Last updated: 20 February, 2014

Weapons and Syria on the agenda when Russian Foreign Minister visited Iraq

Russian Foreign Minister Sergei Lavrov visited Baghdad on Thursday for talks with senior Iraqi officials, including Prime Minister Nuri al-Maliki, that focused on weapons sales and Syria.

The visit, which follows a meeting between Russian President Vladimir Putin and Egyptian army chief Abdel Fattah al-Sisi last week, may point to increased efforts by Moscow to expand ties with Middle Eastern countries with which Washington has had close relations.

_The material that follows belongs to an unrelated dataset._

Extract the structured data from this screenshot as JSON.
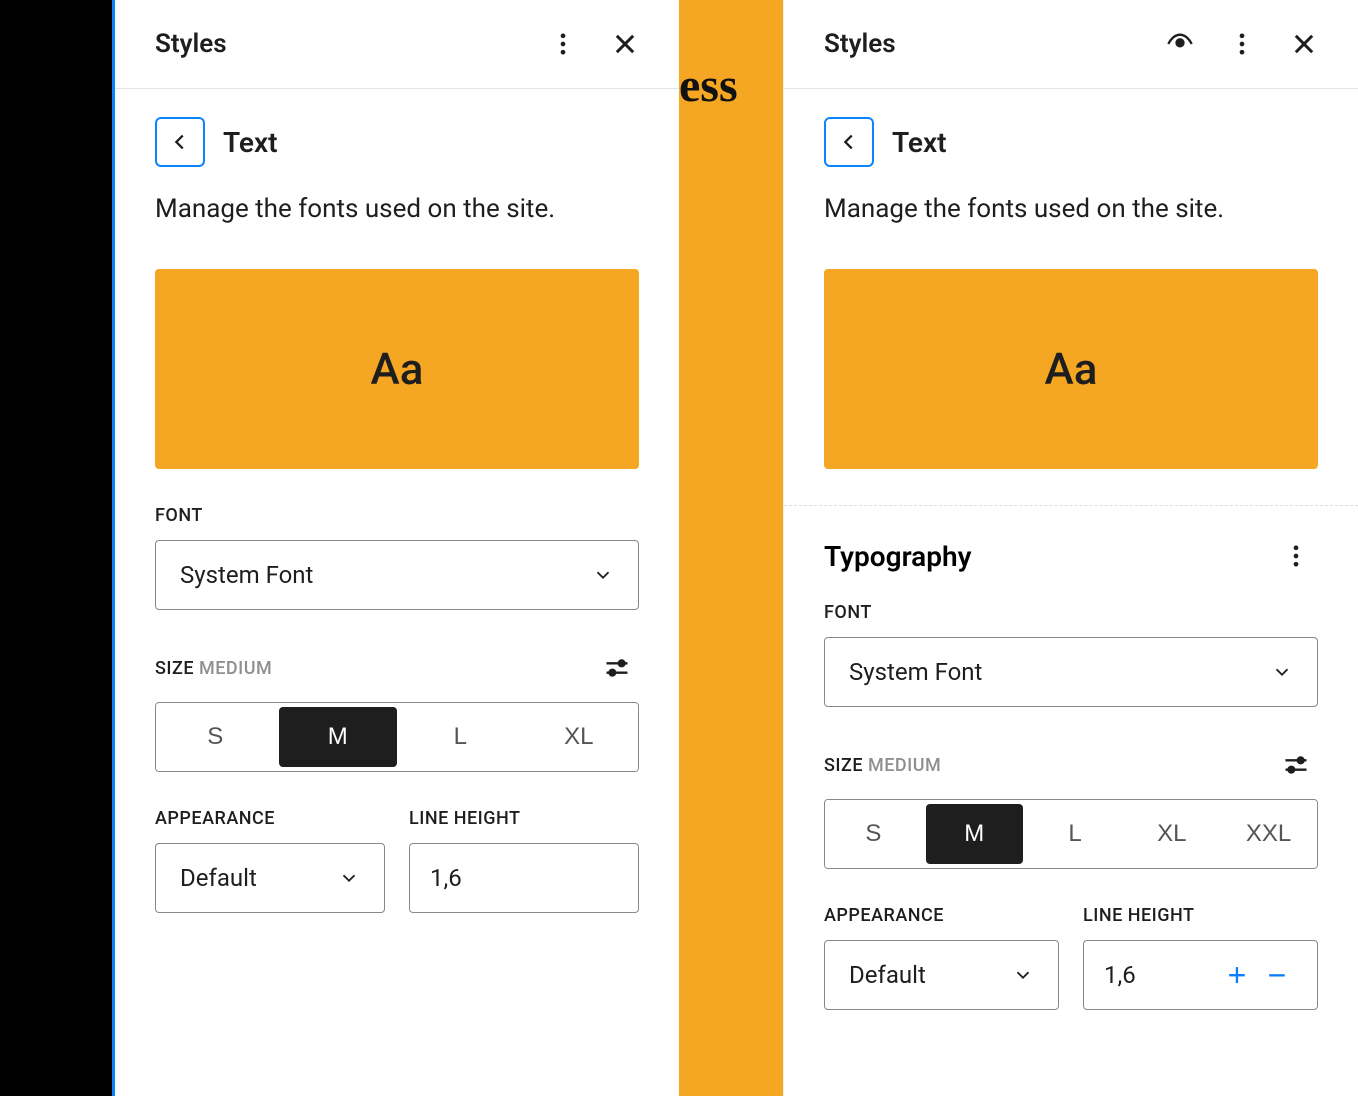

Iraqi Foreign Minister Hoshyar Zebari said during a joint news conference with Lavrov that Russia had promised “to accelerate the urgent process of delivering weapons to help Iraqi forces in their confrontation with uncontrolled terrorism, which comes from the Syrian border to our provinces in the western area.”

The issue was a major part of discussions between Lavrov and Maliki, he said.

Iraq shares a long border with Syria, where rebels are battling forces loyal to President Bashar al-Assad in a civil war that has claimed more than 140,000 lives since its outbreak in 2011.

The conflict has contributed to a year-long surge in violence in Iraq to levels not seen since 2008, when the country was just emerging from a brutal period of sectarian killings.

Lavrov sharply criticised America’s Syria policy during the news conference, saying in remarks translated from Russian to Arabic that it “encourages extremists who are financing terrorism and supplying terrorist organisations and groups with weapons.”

Lavrov’s visit comes after peace talks between the Syrian government and opposition cosponsored by Russia and the United States broke off last week with no date set for a third round.

Washington has accused Moscow — one of the main backers of Damascus — of not doing enough to make sure the Assad regime is fully committed to the talks, a charge Russia has rejected.

The issue of weapons deliveries provides an opening in both Iraq and Egypt for Russia to make gains in diplomatic and military ties, a situation the two Arab countries could also use as leverage with Washington.

Iraqi officials have been angered by delays in the delivery of some US weapons due to concerns over potential abuses, while Egypt has also been hit by the suspension of some American aid after the military’s overthrow of the country’s democratically-elected president last year.